My name is Charles Curle, I was first licensed as WN4TDZ in July of 1951. In your 2nd article in the novice history series for the QCWA Journal, Spring 2008, you mentioned on page 51 of not being able to contact Mr. George Cook, WN4TDY (the first novice listed in the Callbook from the 4th call district). George passed away a few years ago. I first met him at the Atlanta, GA office of the FCC on either July 2 or 3, 1951. My memory is getting fuzzy on such dates now, after all these years, but I do remember finding my first license in the mailbox 2 weeks later. Anyway, I ran into George at a couple of Hamfests and that was about all the contact I ever had with him, but I still remember our excitement at both taking and passing the exams.
I knew a lot of the local (Chattanooga, TN) hams because my family ran a wholesale radio parts business, and would do a lot of SWLing, always saying that I could never learn that 13 WPM required for the General class license. When I heard about the FCC going to establish the Novice class with 5 WPM code, I obtained an album of code records (33 1/3 RPM, I think). That was January or February. By the time July came around, I was doing about 10 WPM so the 5 WPM was a breeze. Copy a letter, wait and wait for the next one.
Upgraded to General in December of 1951 and to Advanced in December of 1952. Stayed as W4TDZ until sometime after 1975, when a friend of mine came through town and had obtained a 1 x 2 call. I figured if he could do that, so could I. About 2 years later I passed the code test (just couldn't get my speed up any faster). Had never seen a study guide for the Extra written, but passed it as I was working as an Electronic Technician at the time. If it hadn't have been for multi choice questions, I wouldn't have passed the code test, but that is another story.

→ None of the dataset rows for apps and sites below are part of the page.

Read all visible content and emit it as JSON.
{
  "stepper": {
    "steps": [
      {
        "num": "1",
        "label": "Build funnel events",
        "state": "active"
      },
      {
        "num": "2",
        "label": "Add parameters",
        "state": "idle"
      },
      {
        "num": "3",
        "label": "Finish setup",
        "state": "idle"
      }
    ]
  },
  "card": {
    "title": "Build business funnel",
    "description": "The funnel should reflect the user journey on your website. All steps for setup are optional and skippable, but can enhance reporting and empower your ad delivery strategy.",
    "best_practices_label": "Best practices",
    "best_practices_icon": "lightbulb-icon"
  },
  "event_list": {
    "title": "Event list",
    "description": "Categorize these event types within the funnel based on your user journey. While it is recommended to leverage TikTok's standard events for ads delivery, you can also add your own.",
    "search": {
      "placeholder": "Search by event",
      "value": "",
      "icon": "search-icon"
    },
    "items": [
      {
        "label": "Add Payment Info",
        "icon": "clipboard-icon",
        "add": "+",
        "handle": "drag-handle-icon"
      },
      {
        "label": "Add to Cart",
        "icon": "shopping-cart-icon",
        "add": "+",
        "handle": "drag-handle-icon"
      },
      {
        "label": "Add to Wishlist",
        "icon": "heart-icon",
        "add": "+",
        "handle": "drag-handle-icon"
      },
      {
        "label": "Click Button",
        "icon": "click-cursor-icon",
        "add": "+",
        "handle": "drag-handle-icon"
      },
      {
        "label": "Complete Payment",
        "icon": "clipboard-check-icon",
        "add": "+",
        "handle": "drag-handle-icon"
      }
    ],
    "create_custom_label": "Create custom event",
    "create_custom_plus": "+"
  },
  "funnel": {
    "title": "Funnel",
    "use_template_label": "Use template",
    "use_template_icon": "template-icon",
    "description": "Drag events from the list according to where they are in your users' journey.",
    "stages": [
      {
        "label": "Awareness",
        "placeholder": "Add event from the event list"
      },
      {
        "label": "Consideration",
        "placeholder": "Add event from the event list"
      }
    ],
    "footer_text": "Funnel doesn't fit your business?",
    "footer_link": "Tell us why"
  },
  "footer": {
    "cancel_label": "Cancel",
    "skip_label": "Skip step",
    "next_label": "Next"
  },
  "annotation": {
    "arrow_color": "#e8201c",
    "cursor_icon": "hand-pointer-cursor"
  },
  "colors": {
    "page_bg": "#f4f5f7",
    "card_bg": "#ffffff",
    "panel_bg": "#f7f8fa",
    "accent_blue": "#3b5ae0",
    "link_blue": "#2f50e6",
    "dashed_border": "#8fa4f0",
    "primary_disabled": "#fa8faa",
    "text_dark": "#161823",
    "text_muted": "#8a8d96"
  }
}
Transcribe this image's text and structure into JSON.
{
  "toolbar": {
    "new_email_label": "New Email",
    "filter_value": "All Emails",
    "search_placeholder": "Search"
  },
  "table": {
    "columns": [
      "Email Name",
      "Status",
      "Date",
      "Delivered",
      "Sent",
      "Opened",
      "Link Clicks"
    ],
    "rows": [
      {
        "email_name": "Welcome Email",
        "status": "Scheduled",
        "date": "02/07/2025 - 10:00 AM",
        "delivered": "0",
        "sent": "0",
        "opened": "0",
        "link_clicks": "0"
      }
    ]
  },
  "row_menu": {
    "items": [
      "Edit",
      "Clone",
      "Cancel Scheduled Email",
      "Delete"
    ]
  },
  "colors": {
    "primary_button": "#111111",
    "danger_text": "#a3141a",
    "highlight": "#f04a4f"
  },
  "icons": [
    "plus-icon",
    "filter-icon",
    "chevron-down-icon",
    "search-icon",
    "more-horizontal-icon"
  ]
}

Sorry that I got carried away. All I really wanted to do was to tell you about George. Lots of Novices have come and gone since the beginning.
73, God bless,
Charlie Curle, AD4F